- [WHAT THE TASK REQUIRES]: Reproduce the full set of records that follow, exactly as shown.

- [RECORDS SUPPLIED]:
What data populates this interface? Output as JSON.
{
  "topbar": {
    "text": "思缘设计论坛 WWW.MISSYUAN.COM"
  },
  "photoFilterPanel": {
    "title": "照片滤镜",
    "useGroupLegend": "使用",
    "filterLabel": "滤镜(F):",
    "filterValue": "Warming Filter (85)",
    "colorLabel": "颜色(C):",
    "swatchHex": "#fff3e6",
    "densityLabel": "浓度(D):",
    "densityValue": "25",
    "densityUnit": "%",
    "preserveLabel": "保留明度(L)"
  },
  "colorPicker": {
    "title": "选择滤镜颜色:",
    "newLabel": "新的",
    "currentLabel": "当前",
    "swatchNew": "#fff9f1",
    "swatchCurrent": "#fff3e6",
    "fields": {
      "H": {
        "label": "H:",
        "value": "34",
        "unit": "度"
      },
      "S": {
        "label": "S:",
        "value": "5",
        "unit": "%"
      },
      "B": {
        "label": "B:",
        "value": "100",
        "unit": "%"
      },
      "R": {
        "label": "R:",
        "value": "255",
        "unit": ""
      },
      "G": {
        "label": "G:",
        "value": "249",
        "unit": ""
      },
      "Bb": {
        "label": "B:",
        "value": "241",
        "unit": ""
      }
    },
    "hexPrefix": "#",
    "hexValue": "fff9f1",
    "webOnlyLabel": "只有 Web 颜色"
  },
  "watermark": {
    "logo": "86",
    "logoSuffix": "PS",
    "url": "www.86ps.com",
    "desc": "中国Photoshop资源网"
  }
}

- [PROBLEM SOLUTION]:
What data populates this interface? Output as JSON.
{
  "topbar": {
    "text": "思缘设计论坛 WWW.MISSYUAN.COM"
  },
  "photoFilterPanel": {
    "title": "照片滤镜",
    "useGroupLegend": "使用",
    "filterLabel": "滤镜(F):",
    "filterValue": "Warming Filter (85)",
    "colorLabel": "颜色(C):",
    "swatchHex": "#fff3e6",
    "densityLabel": "浓度(D):",
    "densityValue": "25",
    "densityUnit": "%",
    "preserveLabel": "保留明度(L)"
  },
  "colorPicker": {
    "title": "选择滤镜颜色:",
    "newLabel": "新的",
    "currentLabel": "当前",
    "swatchNew": "#fff9f1",
    "swatchCurrent": "#fff3e6",
    "fields": {
      "H": {
        "label": "H:",
        "value": "34",
        "unit": "度"
      },
      "S": {
        "label": "S:",
        "value": "5",
        "unit": "%"
      },
      "B": {
        "label": "B:",
        "value": "100",
        "unit": "%"
      },
      "R": {
        "label": "R:",
        "value": "255",
        "unit": ""
      },
      "G": {
        "label": "G:",
        "value": "249",
        "unit": ""
      },
      "Bb": {
        "label": "B:",
        "value": "241",
        "unit": ""
      }
    },
    "hexPrefix": "#",
    "hexValue": "fff9f1",
    "webOnlyLabel": "只有 Web 颜色"
  },
  "watermark": {
    "logo": "86",
    "logoSuffix": "PS",
    "url": "www.86ps.com",
    "desc": "中国Photoshop资源网"
  }
}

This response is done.